10. August 31st, 2020
Blue Jays receive: RHP Ross Stripling
Los Angeles Dodgers receive: RHP Kendall Williams and OF Ryan Noda
In a move to try and bolster the pitching corps during the shortened 2020 campaign, the front office decided to dip into their prospect pool and trade Kendall Williams and Ryan Noda to the Dodgers in exchange for five-year veteran Ross Stripling.
As a member of the Dodgers, Stripling had experience in both the rotation and bullpen, owning a 3.68 ERA through 143 appearances (59 starts) before being shipped off to Toronto.
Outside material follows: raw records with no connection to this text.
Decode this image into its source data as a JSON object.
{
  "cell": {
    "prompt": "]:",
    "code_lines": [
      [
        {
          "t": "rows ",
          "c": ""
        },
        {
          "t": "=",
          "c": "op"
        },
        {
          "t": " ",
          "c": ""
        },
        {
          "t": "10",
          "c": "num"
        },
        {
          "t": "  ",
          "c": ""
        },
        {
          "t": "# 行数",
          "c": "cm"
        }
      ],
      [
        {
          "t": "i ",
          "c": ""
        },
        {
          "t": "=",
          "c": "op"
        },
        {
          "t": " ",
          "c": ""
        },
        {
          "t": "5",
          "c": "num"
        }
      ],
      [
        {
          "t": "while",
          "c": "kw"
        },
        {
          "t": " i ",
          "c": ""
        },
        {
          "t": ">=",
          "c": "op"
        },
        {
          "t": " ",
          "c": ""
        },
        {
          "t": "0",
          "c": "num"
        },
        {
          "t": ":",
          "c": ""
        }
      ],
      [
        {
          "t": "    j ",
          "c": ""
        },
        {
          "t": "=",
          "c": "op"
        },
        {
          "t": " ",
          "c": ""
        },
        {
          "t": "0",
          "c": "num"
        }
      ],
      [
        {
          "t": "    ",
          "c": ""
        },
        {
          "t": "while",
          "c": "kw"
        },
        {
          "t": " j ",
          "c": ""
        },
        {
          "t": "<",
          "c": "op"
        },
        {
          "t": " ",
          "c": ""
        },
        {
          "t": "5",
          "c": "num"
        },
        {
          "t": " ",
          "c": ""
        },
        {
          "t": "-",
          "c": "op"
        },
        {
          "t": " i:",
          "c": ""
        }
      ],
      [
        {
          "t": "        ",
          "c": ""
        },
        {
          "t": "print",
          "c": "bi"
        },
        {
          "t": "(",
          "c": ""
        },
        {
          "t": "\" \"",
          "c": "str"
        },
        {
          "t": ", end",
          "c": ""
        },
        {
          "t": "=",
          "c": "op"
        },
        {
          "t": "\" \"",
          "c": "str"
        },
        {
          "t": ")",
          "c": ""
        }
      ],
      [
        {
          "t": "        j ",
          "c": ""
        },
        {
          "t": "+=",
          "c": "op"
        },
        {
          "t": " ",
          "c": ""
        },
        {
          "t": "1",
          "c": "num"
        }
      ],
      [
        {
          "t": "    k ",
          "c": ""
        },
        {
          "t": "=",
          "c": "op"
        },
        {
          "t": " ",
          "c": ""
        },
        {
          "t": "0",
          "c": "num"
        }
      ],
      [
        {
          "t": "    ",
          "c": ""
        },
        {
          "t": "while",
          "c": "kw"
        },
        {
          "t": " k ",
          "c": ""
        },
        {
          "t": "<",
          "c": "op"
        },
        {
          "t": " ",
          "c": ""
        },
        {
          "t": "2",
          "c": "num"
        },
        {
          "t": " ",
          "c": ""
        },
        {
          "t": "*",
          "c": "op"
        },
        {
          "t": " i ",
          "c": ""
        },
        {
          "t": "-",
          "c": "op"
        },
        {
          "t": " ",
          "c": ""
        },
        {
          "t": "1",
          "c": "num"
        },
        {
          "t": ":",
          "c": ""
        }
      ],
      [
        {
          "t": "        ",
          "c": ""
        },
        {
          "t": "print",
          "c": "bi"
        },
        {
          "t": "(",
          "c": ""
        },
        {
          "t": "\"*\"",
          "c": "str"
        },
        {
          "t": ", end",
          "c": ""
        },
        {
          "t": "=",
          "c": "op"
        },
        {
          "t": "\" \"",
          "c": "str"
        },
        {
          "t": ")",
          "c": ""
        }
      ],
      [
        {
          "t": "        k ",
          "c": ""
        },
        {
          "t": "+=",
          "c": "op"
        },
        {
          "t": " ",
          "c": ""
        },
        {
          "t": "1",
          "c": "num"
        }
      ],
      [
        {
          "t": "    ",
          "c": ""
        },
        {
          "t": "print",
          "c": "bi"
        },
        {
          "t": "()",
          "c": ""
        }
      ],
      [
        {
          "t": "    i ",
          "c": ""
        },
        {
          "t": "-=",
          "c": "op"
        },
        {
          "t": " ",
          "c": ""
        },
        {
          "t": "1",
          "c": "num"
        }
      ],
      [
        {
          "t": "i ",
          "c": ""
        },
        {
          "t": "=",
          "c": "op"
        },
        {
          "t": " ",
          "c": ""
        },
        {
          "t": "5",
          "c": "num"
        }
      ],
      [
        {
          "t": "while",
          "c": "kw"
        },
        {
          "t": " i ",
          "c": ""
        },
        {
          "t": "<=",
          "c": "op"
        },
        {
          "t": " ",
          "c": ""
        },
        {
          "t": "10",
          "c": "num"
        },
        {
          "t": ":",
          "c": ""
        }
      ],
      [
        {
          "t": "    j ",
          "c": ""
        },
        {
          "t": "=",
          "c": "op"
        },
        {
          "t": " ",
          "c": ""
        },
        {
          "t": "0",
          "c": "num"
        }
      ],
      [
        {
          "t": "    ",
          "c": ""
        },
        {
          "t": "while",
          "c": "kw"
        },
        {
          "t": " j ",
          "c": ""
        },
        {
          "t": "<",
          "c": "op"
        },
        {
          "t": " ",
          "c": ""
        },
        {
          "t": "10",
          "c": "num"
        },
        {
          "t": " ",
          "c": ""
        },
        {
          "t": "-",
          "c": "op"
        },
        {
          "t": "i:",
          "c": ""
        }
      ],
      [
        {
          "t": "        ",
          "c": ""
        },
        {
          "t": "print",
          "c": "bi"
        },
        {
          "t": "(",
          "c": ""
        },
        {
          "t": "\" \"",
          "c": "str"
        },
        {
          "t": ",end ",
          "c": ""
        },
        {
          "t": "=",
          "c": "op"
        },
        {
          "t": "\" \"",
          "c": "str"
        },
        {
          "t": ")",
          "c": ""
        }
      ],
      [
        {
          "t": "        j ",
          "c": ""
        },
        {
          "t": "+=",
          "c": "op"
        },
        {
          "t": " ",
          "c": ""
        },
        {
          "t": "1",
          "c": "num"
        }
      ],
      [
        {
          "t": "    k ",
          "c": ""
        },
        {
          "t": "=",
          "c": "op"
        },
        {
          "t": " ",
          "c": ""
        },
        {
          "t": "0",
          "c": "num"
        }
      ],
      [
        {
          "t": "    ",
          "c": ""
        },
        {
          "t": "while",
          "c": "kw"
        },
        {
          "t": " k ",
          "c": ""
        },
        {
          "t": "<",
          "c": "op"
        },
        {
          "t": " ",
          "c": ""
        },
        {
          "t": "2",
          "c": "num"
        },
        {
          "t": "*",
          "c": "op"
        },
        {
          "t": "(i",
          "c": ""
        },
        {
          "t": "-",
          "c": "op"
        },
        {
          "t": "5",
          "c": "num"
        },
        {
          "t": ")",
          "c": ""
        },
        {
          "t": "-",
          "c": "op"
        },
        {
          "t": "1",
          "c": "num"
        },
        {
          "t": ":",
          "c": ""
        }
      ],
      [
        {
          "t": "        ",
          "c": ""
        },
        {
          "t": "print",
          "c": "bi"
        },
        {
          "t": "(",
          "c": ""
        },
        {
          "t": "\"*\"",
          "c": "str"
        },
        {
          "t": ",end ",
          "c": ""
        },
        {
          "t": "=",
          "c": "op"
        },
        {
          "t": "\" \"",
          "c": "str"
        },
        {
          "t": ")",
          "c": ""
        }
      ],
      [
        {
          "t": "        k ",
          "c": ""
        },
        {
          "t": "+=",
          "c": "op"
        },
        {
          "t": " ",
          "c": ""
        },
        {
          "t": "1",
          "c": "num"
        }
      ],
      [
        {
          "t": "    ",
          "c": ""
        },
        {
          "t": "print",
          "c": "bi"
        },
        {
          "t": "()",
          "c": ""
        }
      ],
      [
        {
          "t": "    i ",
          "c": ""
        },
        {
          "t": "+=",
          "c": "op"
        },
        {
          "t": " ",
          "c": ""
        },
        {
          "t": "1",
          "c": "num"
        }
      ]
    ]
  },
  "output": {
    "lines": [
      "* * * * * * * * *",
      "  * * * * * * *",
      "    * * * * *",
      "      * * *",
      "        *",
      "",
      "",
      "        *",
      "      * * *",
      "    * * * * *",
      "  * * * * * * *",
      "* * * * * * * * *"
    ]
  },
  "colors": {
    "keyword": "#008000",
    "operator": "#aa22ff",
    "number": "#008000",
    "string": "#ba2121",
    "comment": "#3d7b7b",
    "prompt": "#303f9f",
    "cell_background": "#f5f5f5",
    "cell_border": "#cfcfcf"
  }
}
One of the big advantages about Stripling at the time was his experience at the MLB level and contract control, as the Jays were looking to crack the postseason for the first time since 2016 and needed some pitching help to get them over the edge.
The front office made a few more deals at the deadline, which pushed Stripling to the bullpen minus two starts but he struggled with his new club, posting a 6.32 ERA with 11 earned runs through 15.1 innings of work. The following campaign saw Stripling move back to the rotation and he started off rough once again, hitting the IL after his second start of the season and owning a 5.11 ERA come late May through eight appearances (he followed an opener one game but went seven innings, so I am counting it as a start). He would go on to finish the year with a 4.80 ERA through 101.1 innings while spending the entire month of September in the bullpen.
On the flip side, Atkins sent former second-round pick Williams and depth minor league outfielder Noda to California, which at the time seemed like a high price to pay considering those who followed the Jays minor league system was pretty keen on the right-hander from the famed IMG Academy.
In his first full season within the Dodgers farm system, Williams posted a 4.53 ERA through 23 outings in A ball, finishing the year with a 2.1 BB/9 and an 8.4 K/9 through 93.1 innings of work. Noda had a strong season in AA, smashing 29 home runs to the tune of a .901 OPS.
This trade ranks in at number ten because Stripling could be the Jays’ fifth starter this year and because it is still a bit too early to see whether Williams will pan out to be a starter at the Major League level. Stripling might be an important cog in the machine that is the 2022 Jays starting rotation but could be moved to the bullpen if he starts to struggle early into the season or if reinforcements are brought in (whenever the season begins). Regardless, he will be a factor on the Jays active roster this year and in my opinion has the inside track for the last spot barring an outside acquisition or a Nate Pearson show-stealing Spring Training.
If Williams does end up becoming an everyday starter and Stripling implodes this season before becoming free agent eligible at the end of the year, this trade will most likely move from #10 to trades the club would like to forget.